Foam latex is a type of rubber made from a number of components that are whipped with air into a light, frothy substance. It is then poured into a mold or in flat sheets and baked to a finished form. Foam latex is used in a variety of fields, from makeup to costuming to puppetry. The material is very sensitive to a number of factors including temperature, humidity and ammonia content. Foam rubber can be made at home. Don't get discouraged if it does not turn out right the first time; it may take a few tries.
Things You'll Need
Foam latex base
Mold or baking sheet
Mold straps (optional)
Brush foam latex mold release into the mold or baking sheet being used. The baking sheet is for flat sheets of foam rather than a specific shape, for which a mold is used.
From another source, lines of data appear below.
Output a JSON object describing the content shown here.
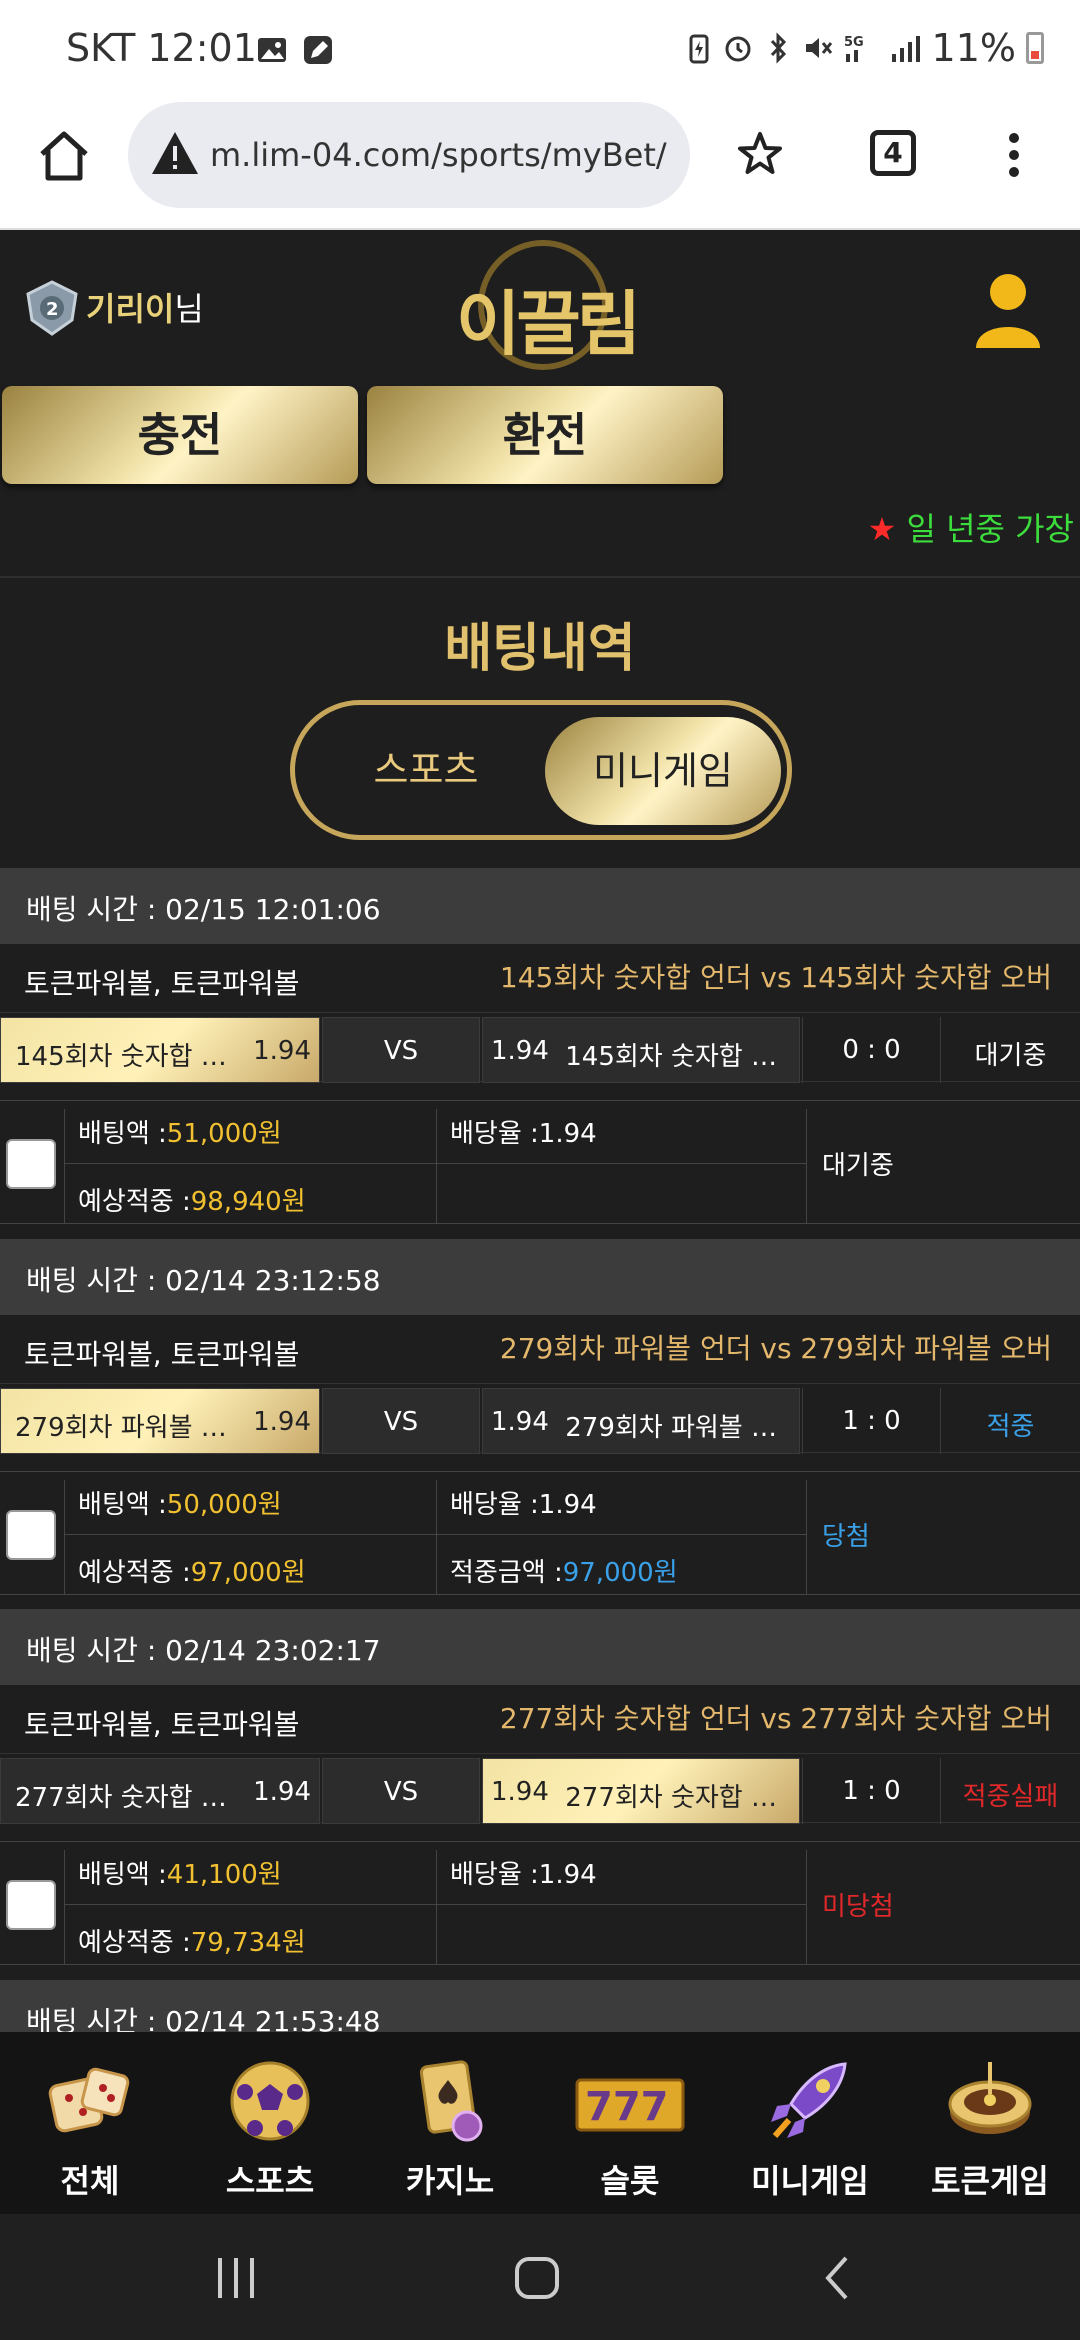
{
  "status_bar": {
    "time": "SKT 12:01",
    "battery": "11%"
  },
  "browser": {
    "url": "m.lim-04.com/sports/myBet/",
    "tab_count": "4"
  },
  "header": {
    "user_name": "기리이",
    "user_suffix": "님",
    "logo_text": "이끌림"
  },
  "actions": {
    "deposit": "충전",
    "withdraw": "환전"
  },
  "marquee": {
    "star": "★",
    "text": "일 년중 가장"
  },
  "page": {
    "title": "배팅내역",
    "tabs": [
      "스포츠",
      "미니게임"
    ],
    "active_tab": "미니게임"
  },
  "labels": {
    "bet_amount": "배팅액 :",
    "odds": "배당율 :",
    "expected": "예상적중 :",
    "win_amount": "적중금액 :",
    "vs": "VS"
  },
  "bets": [
    {
      "time": "배팅 시간 : 02/15 12:01:06",
      "league": "토큰파워볼, 토큰파워볼",
      "match": "145회차 숫자합 언더  vs  145회차 숫자합 오버",
      "home": "145회차 숫자합 …",
      "home_odds": "1.94",
      "away": "145회차 숫자합 …",
      "away_odds": "1.94",
      "selected": "home",
      "score": "0 : 0",
      "status": "대기중",
      "status_color": "#ffffff",
      "amount": "51,000원",
      "odds": "1.94",
      "expected": "98,940원",
      "win_amount": "",
      "result": "대기중",
      "result_color": "#ffffff"
    },
    {
      "time": "배팅 시간 : 02/14 23:12:58",
      "league": "토큰파워볼, 토큰파워볼",
      "match": "279회차 파워볼 언더  vs  279회차 파워볼 오버",
      "home": "279회차 파워볼 …",
      "home_odds": "1.94",
      "away": "279회차 파워볼 …",
      "away_odds": "1.94",
      "selected": "home",
      "score": "1 : 0",
      "status": "적중",
      "status_color": "#3aa0e8",
      "amount": "50,000원",
      "odds": "1.94",
      "expected": "97,000원",
      "win_amount": "97,000원",
      "result": "당첨",
      "result_color": "#3aa0e8"
    },
    {
      "time": "배팅 시간 : 02/14 23:02:17",
      "league": "토큰파워볼, 토큰파워볼",
      "match": "277회차 숫자합 언더  vs  277회차 숫자합 오버",
      "home": "277회차 숫자합 …",
      "home_odds": "1.94",
      "away": "277회차 숫자합 …",
      "away_odds": "1.94",
      "selected": "away",
      "score": "1 : 0",
      "status": "적중실패",
      "status_color": "#e0282a",
      "amount": "41,100원",
      "odds": "1.94",
      "expected": "79,734원",
      "win_amount": "",
      "result": "미당첨",
      "result_color": "#e0282a"
    }
  ],
  "next_bet_time": "배팅 시간 : 02/14 21:53:48",
  "bottom_nav": [
    {
      "label": "전체",
      "icon": "dice-icon"
    },
    {
      "label": "스포츠",
      "icon": "soccer-ball-icon"
    },
    {
      "label": "카지노",
      "icon": "cards-icon"
    },
    {
      "label": "슬롯",
      "icon": "slot-777-icon"
    },
    {
      "label": "미니게임",
      "icon": "rocket-icon"
    },
    {
      "label": "토큰게임",
      "icon": "roulette-icon"
    }
  ]
}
Allow the mold release to dry and buff off any excess buildup.
Pour one-third of a pound of latex base into a mixing bowl, followed by 1 ounce of foaming agent and a half ounce of curing agent.
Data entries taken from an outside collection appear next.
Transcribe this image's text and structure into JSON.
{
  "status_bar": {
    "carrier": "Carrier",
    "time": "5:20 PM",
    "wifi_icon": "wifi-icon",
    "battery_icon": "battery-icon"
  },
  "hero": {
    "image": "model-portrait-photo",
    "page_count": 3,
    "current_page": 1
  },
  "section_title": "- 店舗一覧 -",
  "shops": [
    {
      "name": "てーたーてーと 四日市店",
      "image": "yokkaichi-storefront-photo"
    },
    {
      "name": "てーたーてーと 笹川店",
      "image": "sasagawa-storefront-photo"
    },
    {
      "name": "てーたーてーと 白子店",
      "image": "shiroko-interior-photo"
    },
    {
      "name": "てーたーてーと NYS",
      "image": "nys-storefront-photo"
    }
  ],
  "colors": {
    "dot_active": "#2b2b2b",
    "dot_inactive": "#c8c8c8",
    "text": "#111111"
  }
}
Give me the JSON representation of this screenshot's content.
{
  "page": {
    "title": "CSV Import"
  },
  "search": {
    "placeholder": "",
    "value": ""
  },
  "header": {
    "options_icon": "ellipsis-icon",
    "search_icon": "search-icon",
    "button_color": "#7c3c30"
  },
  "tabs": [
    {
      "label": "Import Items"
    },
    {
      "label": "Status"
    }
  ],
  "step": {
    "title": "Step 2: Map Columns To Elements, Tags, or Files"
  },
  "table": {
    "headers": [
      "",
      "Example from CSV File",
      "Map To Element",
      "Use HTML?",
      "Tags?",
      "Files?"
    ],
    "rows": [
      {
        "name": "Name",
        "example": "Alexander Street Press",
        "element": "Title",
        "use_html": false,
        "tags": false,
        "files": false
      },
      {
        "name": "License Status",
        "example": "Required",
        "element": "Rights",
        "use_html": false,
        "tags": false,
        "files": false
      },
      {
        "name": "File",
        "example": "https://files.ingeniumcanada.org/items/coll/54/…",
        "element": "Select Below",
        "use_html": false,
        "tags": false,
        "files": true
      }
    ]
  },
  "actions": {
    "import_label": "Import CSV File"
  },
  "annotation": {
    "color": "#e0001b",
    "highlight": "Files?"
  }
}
Measure a half ounce of gelling agent in a separate cup.
Mix the foam at the following speeds: one for 1 minute; then 10 for 4 minutes; then four for 1 minute; and finally one again for 4 minutes. These speeds and times are specifically for a KitchenAid mixer. For other brands, see the references.
Slowly add the gelling agent after 10 minutes. Drizzle it in over the course of 30 seconds; do not dump it in.
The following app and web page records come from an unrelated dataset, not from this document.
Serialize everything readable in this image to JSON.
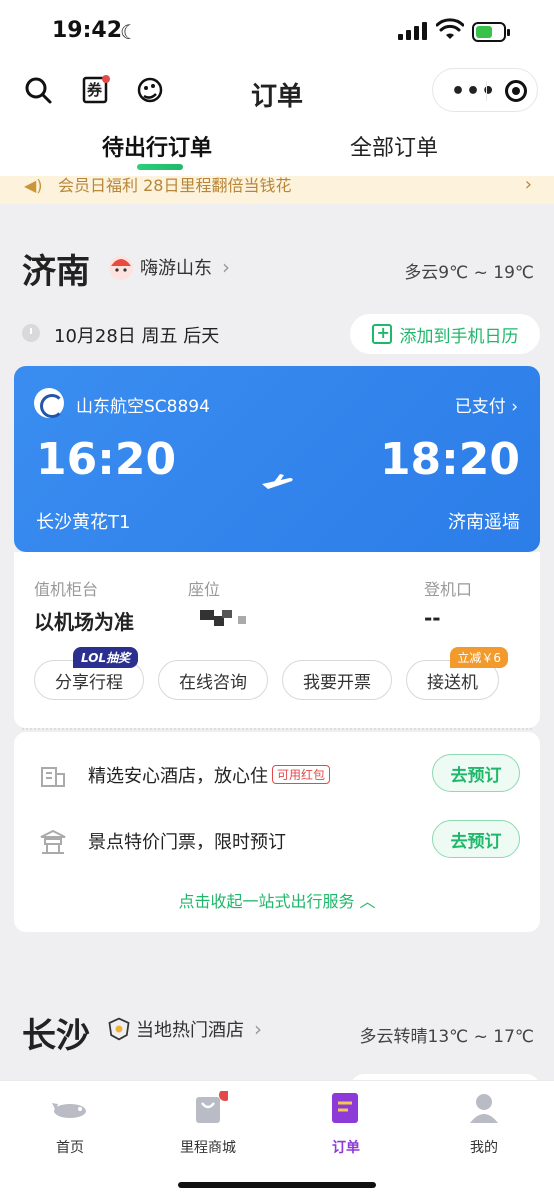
{
  "status": {
    "time": "19:42"
  },
  "nav": {
    "title": "订单",
    "coupon_label": "券"
  },
  "tabs": [
    {
      "label": "待出行订单"
    },
    {
      "label": "全部订单"
    }
  ],
  "notice": {
    "text": "会员日福利 28日里程翻倍当钱花"
  },
  "trip1": {
    "city": "济南",
    "promo": "嗨游山东",
    "weather": "多云9℃ ~ 19℃",
    "date": "10月28日 周五 后天",
    "calendar_btn": "添加到手机日历",
    "flight": {
      "airline": "山东航空SC8894",
      "status": "已支付",
      "dep_time": "16:20",
      "arr_time": "18:20",
      "dep_place": "长沙黄花T1",
      "arr_place": "济南遥墙"
    },
    "info": {
      "checkin_label": "值机柜台",
      "checkin_value": "以机场为准",
      "seat_label": "座位",
      "gate_label": "登机口",
      "gate_value": "--"
    },
    "actions": [
      {
        "label": "分享行程",
        "tag": "LOL抽奖"
      },
      {
        "label": "在线咨询"
      },
      {
        "label": "我要开票"
      },
      {
        "label": "接送机",
        "tag": "立减￥6"
      }
    ]
  },
  "services": {
    "hotel_text": "精选安心酒店，放心住",
    "hotel_tag": "可用红包",
    "ticket_text": "景点特价门票，限时预订",
    "book_label": "去预订",
    "collapse": "点击收起一站式出行服务"
  },
  "trip2": {
    "city": "长沙",
    "promo": "当地热门酒店",
    "weather": "多云转晴13℃ ~ 17℃"
  },
  "tabbar": [
    {
      "label": "首页"
    },
    {
      "label": "里程商城"
    },
    {
      "label": "订单"
    },
    {
      "label": "我的"
    }
  ],
  "colors": {
    "accent": "#1fb86a",
    "ticket_blue": "#2c7de8",
    "active_tab": "#8c3ad8"
  }
}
Allow the foam to mix for one more minute.
Remove the bowl from the mixer and brush or pour the foam into the mold or baking sheet. Close the mold and strap it together if it has more than one piece.
Put the mold or baking sheet in the oven when the foam has gelled. If you can poke the foam with your finger without it sticking to the foam, the foam has gelled.
Bake the foam at 180 degrees F for 2 to 3 hours for small molds and baking sheets, 3 to 4 hours for large molds.
Ideally foam latex should be made under room conditions of 69 to 72 degrees F and 45 to 55 percent humidity.
Foam latex releases heavy sulfur fumes as it bakes. Do not bake it in your kitchen oven; the odor will affect the taste of food subsequently baked in the oven.